Archive | April, 2009

Check Out Our Soil Crusts!

25 Apr

Very well developed biological soil crustsThis a picture of what we wish most of our desert still looked like. These are biological soil crusts that take many years to grow and only a second to destroy. If my swiss army knife were in the picture you would see that these guys are about four inches tall and took about 50 years to get that big. If not for cows and jeeps and ATV’s and bikes and any other thing trundling across the open lands, most of our desert would still be covered with and protected by these living organisms. Anyone who has spent any time over the last ten years here can tell you that there is way more dust in the air on a windy day. That’s because the soil crusts have been disturbed and can’t do their important job of holding the dirt in place. Once a patch has been crushed to dust (one footprint can be a culprit), that dust migrates with the next wind and smothers the neighboring crusts. It is a sad story that is only going to get better if people, all of us, start paying a lot more attention to detail. Every footstep, campsite, and tire track leaves a mark. There are a lot of us out there and we need to make a difference. Start now!


No Trepidation on Intrepid

25 Apr

Not to brag too much but this trail along the rim of Dead Horse Point State Park is fantastic.  This brand spanking new singletrack was designed by locals along with the IMBA Trail Care Crew and built by locals with the assistance of pros from the American Conservation Experience trail crews. The trail winds along through the pinion-juniper desert in and out of small drainages, up and over rock ledges and out to spectacular viewpoints that take your breath away.  The ride is designed for beginners and families and is where to go for a refreshing, remote, laid back peddle through some of the most wonderful country where you will most likely see deer, rabbits, hawks, and an aerial view of the Colorado River like no other. The trail moves back and forth from the rim to minimize impacts to wildlife, skirts potholes to protect local fauna access to water, avoids cryptogamic soils that hold the desert in place and keeps you abreast of your location through an informative map signage system. The complete 9 mile loop system will keep every member of the group engaged and if you are lucky enough to have rented the group site (located along the route), some of them can break off and relax with a beer or a cup of tea while everyone else goes for a second round.




The Whole Enchilada

25 Apr

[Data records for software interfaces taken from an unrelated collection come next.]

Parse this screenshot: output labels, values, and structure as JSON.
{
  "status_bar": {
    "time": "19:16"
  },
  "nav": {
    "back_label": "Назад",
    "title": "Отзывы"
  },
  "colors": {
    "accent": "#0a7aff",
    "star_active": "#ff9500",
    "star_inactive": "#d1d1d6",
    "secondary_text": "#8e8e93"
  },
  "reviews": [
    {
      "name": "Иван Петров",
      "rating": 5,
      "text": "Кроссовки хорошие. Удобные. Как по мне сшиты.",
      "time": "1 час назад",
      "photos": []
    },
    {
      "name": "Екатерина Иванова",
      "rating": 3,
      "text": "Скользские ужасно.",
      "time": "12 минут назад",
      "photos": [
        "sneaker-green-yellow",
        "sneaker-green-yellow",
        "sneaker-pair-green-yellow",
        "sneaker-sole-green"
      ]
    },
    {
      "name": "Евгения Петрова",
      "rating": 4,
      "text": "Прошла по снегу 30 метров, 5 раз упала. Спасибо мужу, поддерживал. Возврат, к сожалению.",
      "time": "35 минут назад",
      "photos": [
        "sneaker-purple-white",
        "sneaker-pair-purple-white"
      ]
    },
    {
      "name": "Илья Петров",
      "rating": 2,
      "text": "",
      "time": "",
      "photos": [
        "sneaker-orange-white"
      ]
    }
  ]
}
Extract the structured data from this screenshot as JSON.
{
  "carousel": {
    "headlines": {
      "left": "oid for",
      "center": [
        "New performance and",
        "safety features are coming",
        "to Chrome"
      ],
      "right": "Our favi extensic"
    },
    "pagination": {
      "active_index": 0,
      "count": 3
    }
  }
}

Enough already! No more threats of tickets for illegal riding, no more covert shuttle activity, and no more wishful thinking that someday we would have a trail of epic proportion that showcases our mountains and desert with 7000 feet of elevation drop. The Forest Service in the La Sal Mountains has come through again for the mountain biking community. Say thanks to Brian and Max (and let’s not forget Jeff and Joel from Trail Mix) for coordinating the biologists and botanists and archeologists. Say thanks again for designing a fantastic reroute of the previously user created trail that forgot about the critter’s breeding habits and other environmental concerns. Another thanks for getting those biker volunteers out there for the big trail work day push that put the official opening in March instead of maybe sometime in August. If it ever stops snowing up there (actually it is melting fast now), we’ll all be enjoying the latest addition to a fine network of trails in Moab’s own little mountain range.